(EXERCISE MATERIAL Opens)

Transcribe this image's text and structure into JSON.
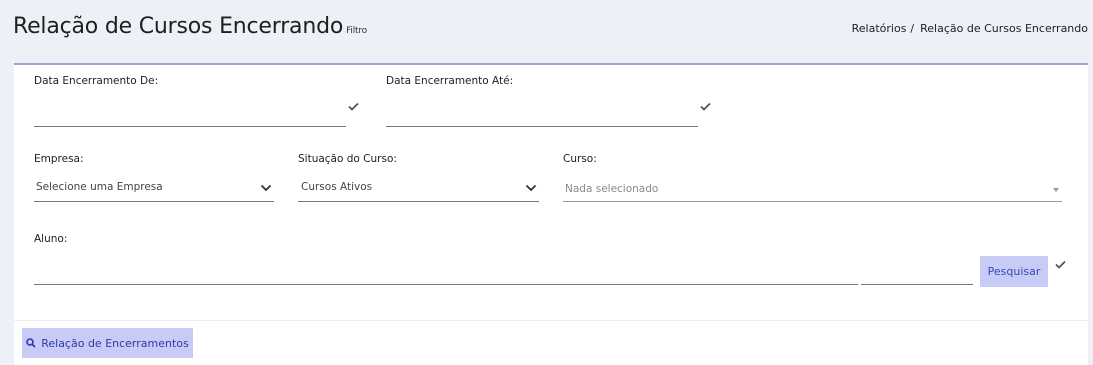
{
  "header": {
    "title": "Relação de Cursos Encerrando",
    "subtitle": "Filtro"
  },
  "breadcrumb": {
    "items": [
      "Relatórios",
      "Relação de Cursos Encerrando"
    ],
    "separator": "/"
  },
  "form": {
    "data_de_label": "Data Encerramento De:",
    "data_ate_label": "Data Encerramento Até:",
    "empresa_label": "Empresa:",
    "empresa_value": "Selecione uma Empresa",
    "situacao_label": "Situação do Curso:",
    "situacao_value": "Cursos Ativos",
    "curso_label": "Curso:",
    "curso_placeholder": "Nada selecionado",
    "aluno_label": "Aluno:",
    "pesquisar_label": "Pesquisar"
  },
  "footer": {
    "report_button_label": "Relação de Encerramentos"
  },
  "colors": {
    "page_bg": "#eef0f8",
    "card_border": "#9aa6cc",
    "button_bg": "#c7cbf6",
    "button_text": "#2e3aa8"
  }
}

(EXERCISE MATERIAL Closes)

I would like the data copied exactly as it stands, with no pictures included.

Transcribe this image's text and structure into JSON.
{
  "header": {
    "title": "Relação de Cursos Encerrando",
    "subtitle": "Filtro"
  },
  "breadcrumb": {
    "items": [
      "Relatórios",
      "Relação de Cursos Encerrando"
    ],
    "separator": "/"
  },
  "form": {
    "data_de_label": "Data Encerramento De:",
    "data_ate_label": "Data Encerramento Até:",
    "empresa_label": "Empresa:",
    "empresa_value": "Selecione uma Empresa",
    "situacao_label": "Situação do Curso:",
    "situacao_value": "Cursos Ativos",
    "curso_label": "Curso:",
    "curso_placeholder": "Nada selecionado",
    "aluno_label": "Aluno:",
    "pesquisar_label": "Pesquisar"
  },
  "footer": {
    "report_button_label": "Relação de Encerramentos"
  },
  "colors": {
    "page_bg": "#eef0f8",
    "card_border": "#9aa6cc",
    "button_bg": "#c7cbf6",
    "button_text": "#2e3aa8"
  }
}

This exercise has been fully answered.